Each record below is to be copied word for word, with pictures removed.

Interface dataset entries
■ ■ ■ ■
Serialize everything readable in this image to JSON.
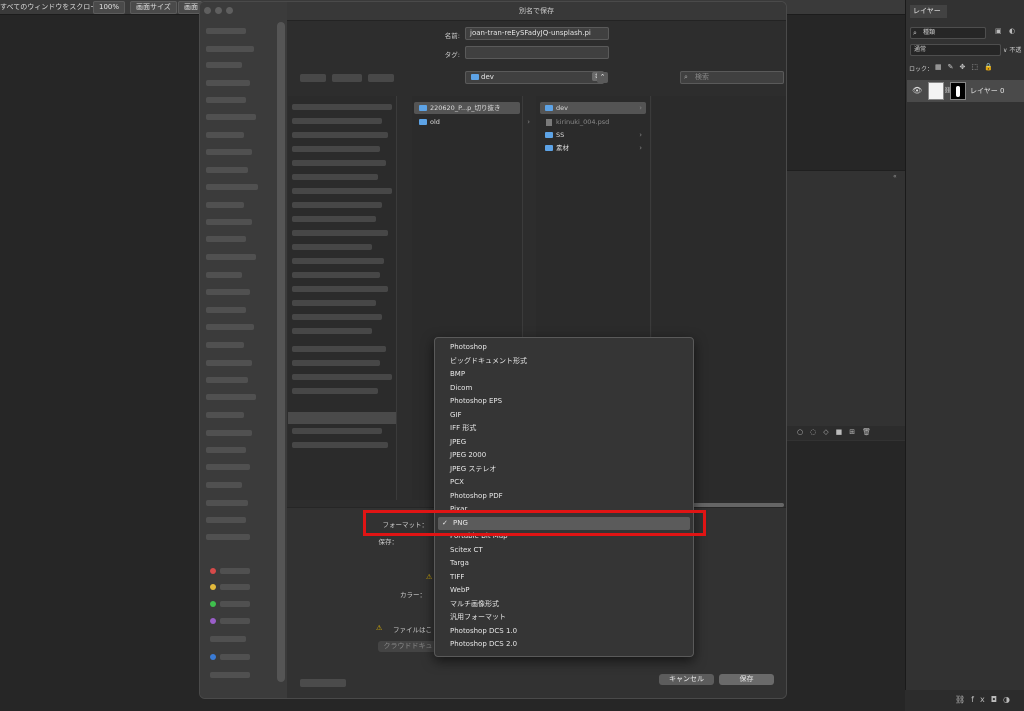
{
  "options_bar": {
    "scroll_all_label": "すべてのウィンドウをスクロール",
    "zoom_label": "100%",
    "fit_screen_label": "画面サイズ",
    "fill_screen_label": "画面"
  },
  "layers_panel": {
    "tab_label": "レイヤー",
    "filter_value": "種類",
    "blend_mode": "通常",
    "opacity_label": "不透",
    "lock_label": "ロック：",
    "layer_name": "レイヤー 0"
  },
  "dialog": {
    "title": "別名で保存",
    "name_label": "名前:",
    "name_value": "joan-tran-reEySFadyJQ-unsplash.pi",
    "tags_label": "タグ:",
    "tags_value": "",
    "location_value": "dev",
    "search_placeholder": "検索",
    "column1": [
      {
        "name": "220620_P...p_切り抜き",
        "selected": true
      },
      {
        "name": "old",
        "selected": false
      }
    ],
    "column2": [
      {
        "name": "dev",
        "type": "folder",
        "selected": true
      },
      {
        "name": "kirinuki_004.psd",
        "type": "file",
        "selected": false
      },
      {
        "name": "SS",
        "type": "folder",
        "selected": false
      },
      {
        "name": "素材",
        "type": "folder",
        "selected": false
      }
    ],
    "format_label": "フォーマット：",
    "save_label": "保存：",
    "color_label": "カラー：",
    "file_warning": "ファイルはこ",
    "cloud_button": "クラウドドキュ",
    "cancel_button": "キャンセル",
    "save_button": "保存"
  },
  "format_menu": {
    "selected": "PNG",
    "items": [
      "Photoshop",
      "ビッグドキュメント形式",
      "BMP",
      "Dicom",
      "Photoshop EPS",
      "GIF",
      "IFF 形式",
      "JPEG",
      "JPEG 2000",
      "JPEG ステレオ",
      "PCX",
      "Photoshop PDF",
      "Pixar",
      "PNG",
      "Portable Bit Map",
      "Scitex CT",
      "Targa",
      "TIFF",
      "WebP",
      "マルチ画像形式",
      "汎用フォーマット",
      "Photoshop DCS 1.0",
      "Photoshop DCS 2.0"
    ]
  },
  "colors": {
    "highlight": "#e01414",
    "folder": "#5da3e6"
  }
}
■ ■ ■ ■
> _Written response_
Serialize everything readable in this image to JSON.
{
  "options_bar": {
    "scroll_all_label": "すべてのウィンドウをスクロール",
    "zoom_label": "100%",
    "fit_screen_label": "画面サイズ",
    "fill_screen_label": "画面"
  },
  "layers_panel": {
    "tab_label": "レイヤー",
    "filter_value": "種類",
    "blend_mode": "通常",
    "opacity_label": "不透",
    "lock_label": "ロック：",
    "layer_name": "レイヤー 0"
  },
  "dialog": {
    "title": "別名で保存",
    "name_label": "名前:",
    "name_value": "joan-tran-reEySFadyJQ-unsplash.pi",
    "tags_label": "タグ:",
    "tags_value": "",
    "location_value": "dev",
    "search_placeholder": "検索",
    "column1": [
      {
        "name": "220620_P...p_切り抜き",
        "selected": true
      },
      {
        "name": "old",
        "selected": false
      }
    ],
    "column2": [
      {
        "name": "dev",
        "type": "folder",
        "selected": true
      },
      {
        "name": "kirinuki_004.psd",
        "type": "file",
        "selected": false
      },
      {
        "name": "SS",
        "type": "folder",
        "selected": false
      },
      {
        "name": "素材",
        "type": "folder",
        "selected": false
      }
    ],
    "format_label": "フォーマット：",
    "save_label": "保存：",
    "color_label": "カラー：",
    "file_warning": "ファイルはこ",
    "cloud_button": "クラウドドキュ",
    "cancel_button": "キャンセル",
    "save_button": "保存"
  },
  "format_menu": {
    "selected": "PNG",
    "items": [
      "Photoshop",
      "ビッグドキュメント形式",
      "BMP",
      "Dicom",
      "Photoshop EPS",
      "GIF",
      "IFF 形式",
      "JPEG",
      "JPEG 2000",
      "JPEG ステレオ",
      "PCX",
      "Photoshop PDF",
      "Pixar",
      "PNG",
      "Portable Bit Map",
      "Scitex CT",
      "Targa",
      "TIFF",
      "WebP",
      "マルチ画像形式",
      "汎用フォーマット",
      "Photoshop DCS 1.0",
      "Photoshop DCS 2.0"
    ]
  },
  "colors": {
    "highlight": "#e01414",
    "folder": "#5da3e6"
  }
}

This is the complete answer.